It has sometimes happened that men, when about to start on a shooting trip, have heard that another party had just gone to the district to which they had proposed to go, and they have accordingly changed all their plans at great inconvenience, and gone somewhere else, under the impression that the other party would "disturb" the game, and make good sport impossible for a time for those following them. The absurdity of this idea will be manifest when it is considered that in that district scores of guns, in the hands of native hunters, are popping day and night. A few extra guns would make no difference whatever. Three or four parties might shoot in one district, from different camps, without materially spoiling each other's sport.

When to Go

For all-round-shooting the best time for a trip to the low-country is between the middle of January and the end of March. By the earlier date the north-east monsoon is generally over, and cool, dry weather may be expected. The hot weather begins early in April and continues till the end of October. The south-west monsoon is little felt in the northern and eastern parts of the Island. Little rain falls, and dry hot winds blow from June to September which speedily dry up the tanks and river-pools. For night-shooting the best time is between the beginning of July and the middle of October, when there are few drinking-places left to which bears and other animals can go. If the south-west monsoon rains are unusually heavy night-shooting may not be possible till the end of August, The "sowing rains " in September sometimes spoil such sport.

A shooting trip at any season of the year should, if possible, be arranged to begin when the moon is a few days old. It is a great advantage and pleasure to have moonlight when travelling or camping in the jungle.

How to Go

The most convenient and expeditious way of travelling in the low-country is with coolies.
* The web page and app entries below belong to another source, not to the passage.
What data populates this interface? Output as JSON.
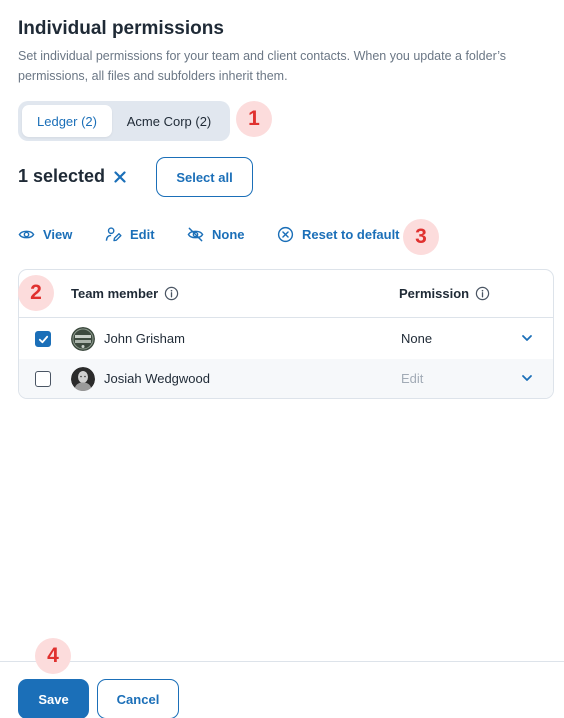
{
  "header": {
    "title": "Individual permissions",
    "description": "Set individual permissions for your team and client contacts. When you update a folder’s permissions, all files and subfolders inherit them."
  },
  "tabs": [
    {
      "label": "Ledger (2)",
      "active": true
    },
    {
      "label": "Acme Corp (2)",
      "active": false
    }
  ],
  "markers": [
    "1",
    "2",
    "3",
    "4"
  ],
  "selection": {
    "count_label": "1 selected",
    "clear_icon": "close-icon",
    "select_all_label": "Select all"
  },
  "actions": [
    {
      "label": "View",
      "icon": "eye-icon"
    },
    {
      "label": "Edit",
      "icon": "pen-user-icon"
    },
    {
      "label": "None",
      "icon": "eye-slash-icon"
    },
    {
      "label": "Reset to default",
      "icon": "circle-x-icon"
    }
  ],
  "table": {
    "headers": {
      "member": "Team member",
      "permission": "Permission"
    },
    "rows": [
      {
        "name": "John Grisham",
        "permission": "None",
        "checked": true,
        "permission_muted": false
      },
      {
        "name": "Josiah Wedgwood",
        "permission": "Edit",
        "checked": false,
        "permission_muted": true
      }
    ]
  },
  "footer": {
    "save_label": "Save",
    "cancel_label": "Cancel"
  },
  "colors": {
    "accent": "#1b6fb8",
    "marker_bg": "#fcdcdc",
    "marker_fg": "#e0312f"
  }
}
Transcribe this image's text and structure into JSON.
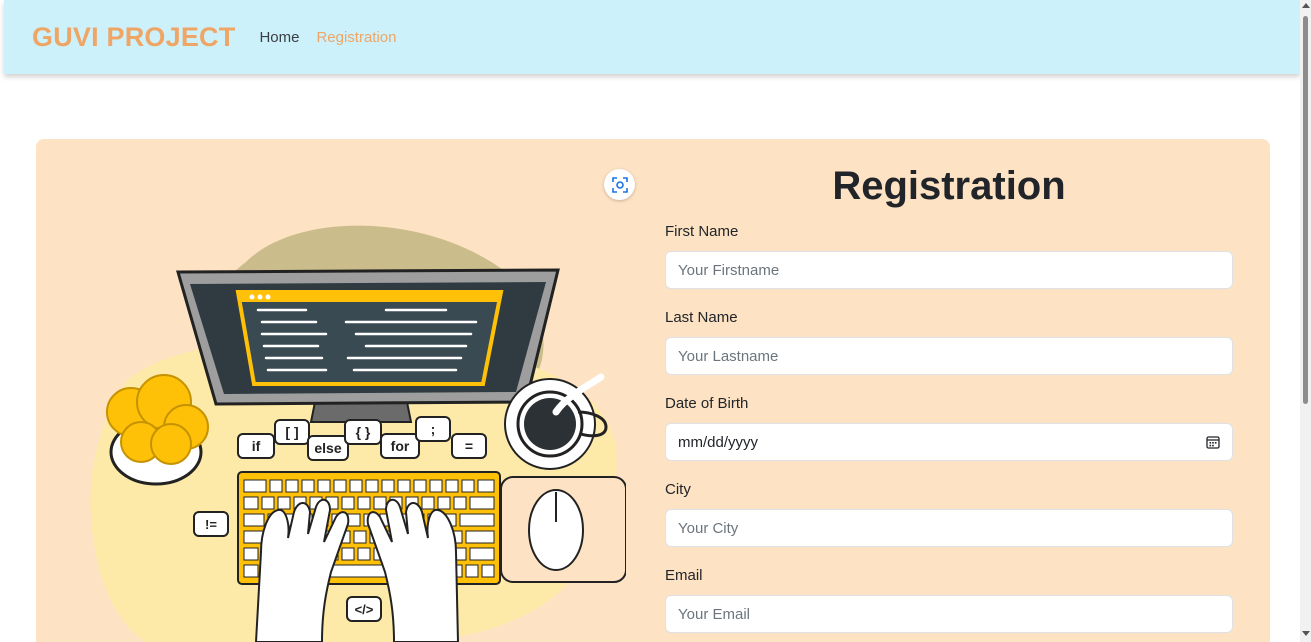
{
  "navbar": {
    "brand": "GUVI PROJECT",
    "links": [
      {
        "label": "Home",
        "active": false
      },
      {
        "label": "Registration",
        "active": true
      }
    ]
  },
  "form": {
    "title": "Registration",
    "fields": [
      {
        "label": "First Name",
        "placeholder": "Your Firstname"
      },
      {
        "label": "Last Name",
        "placeholder": "Your Lastname"
      },
      {
        "label": "Date of Birth",
        "placeholder": "mm/dd/yyyy"
      },
      {
        "label": "City",
        "placeholder": "Your City"
      },
      {
        "label": "Email",
        "placeholder": "Your Email"
      }
    ]
  },
  "illustration": {
    "code_bubbles": [
      "if",
      "[ ]",
      "else",
      "{ }",
      "for",
      ";",
      "=",
      "!=",
      "</>"
    ]
  },
  "colors": {
    "navbar_bg": "#cdf1fb",
    "brand": "#eea565",
    "card_bg": "#fde2c3",
    "accent_yellow": "#ffc107"
  },
  "icons": [
    "scan-icon",
    "calendar-icon"
  ]
}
It is however expensive, and only planters and others who have command of labour, can, as a rule, obtain them. They are commonly not to be had in the villages, and if, with the help of Government officers and headmen, they are procured, they have to be so highly paid in proportion to the loads they carry, will only go such short distances, break down so easily and are altogether so unsatisfactory, that unless the distance to be travelled is very short, it is better to have nothing to do with village coolies. When harvesting paddy or clearing chenas their services cannot be got for "love or money." Bazaar coolies engaged in towns are usually drunken diseased scoundrels, who will bolt with their advances on the first opportunity.

Carts are convenient for the transport of baggage where there are roads, but on the arrival of a party at the shooting-ground, coolies are usually required to carry the things to camp some miles away in the jungle. The rate of cart hire all over the low-country is ordinarily Rs.1.50 per day.
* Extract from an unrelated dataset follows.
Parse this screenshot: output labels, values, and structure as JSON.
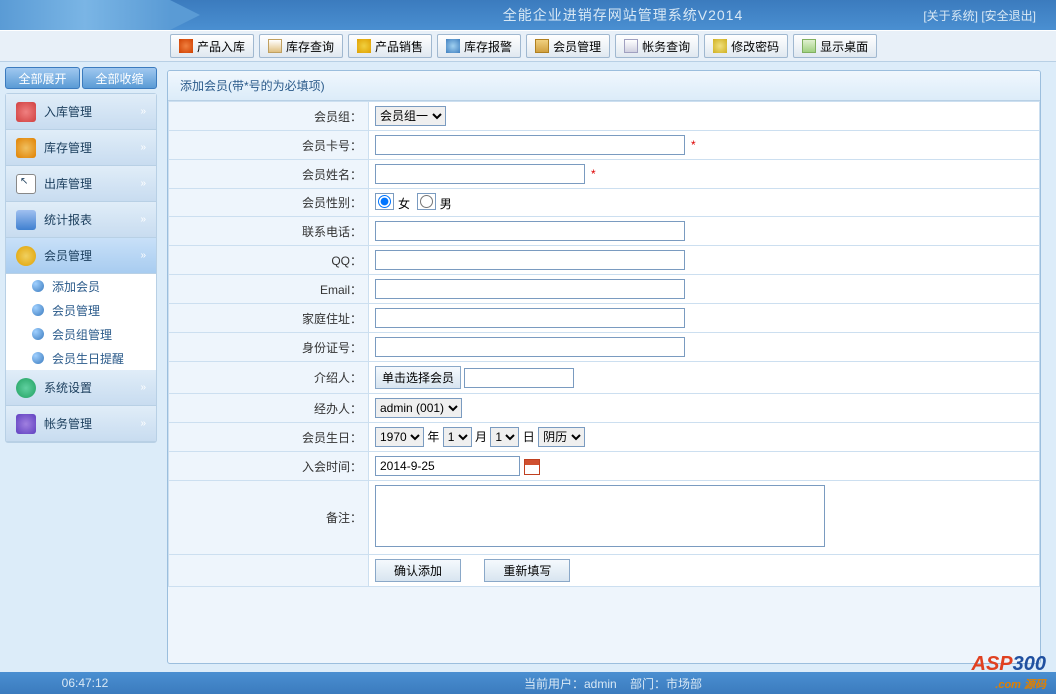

Elephants, hired from Sinhalese headmen and contractors, have sometimes been engaged to carry the baggage of a shooting party, but they are very expensive, costing from Rs.4 to Rs.8 per day ; will carry comparatively small loads and get ill or galled very easily.

Tavalams or pack-bullocks or ponies have been tried for transport of baggage, but have never proved a success. The animals are constantly straying off and cannot be found when wanted, always take a long time and require skill and patience to load, and travel very slowly.

Horses should always be provided. As the stabling and food they will get may prove to be of the roughest, no valuable animals should, of course, be taken. Strong country ponies which will be none the worse for being out all night in the rain, and can live on grass if need be, are the best to take. They should be re-shod just before starting.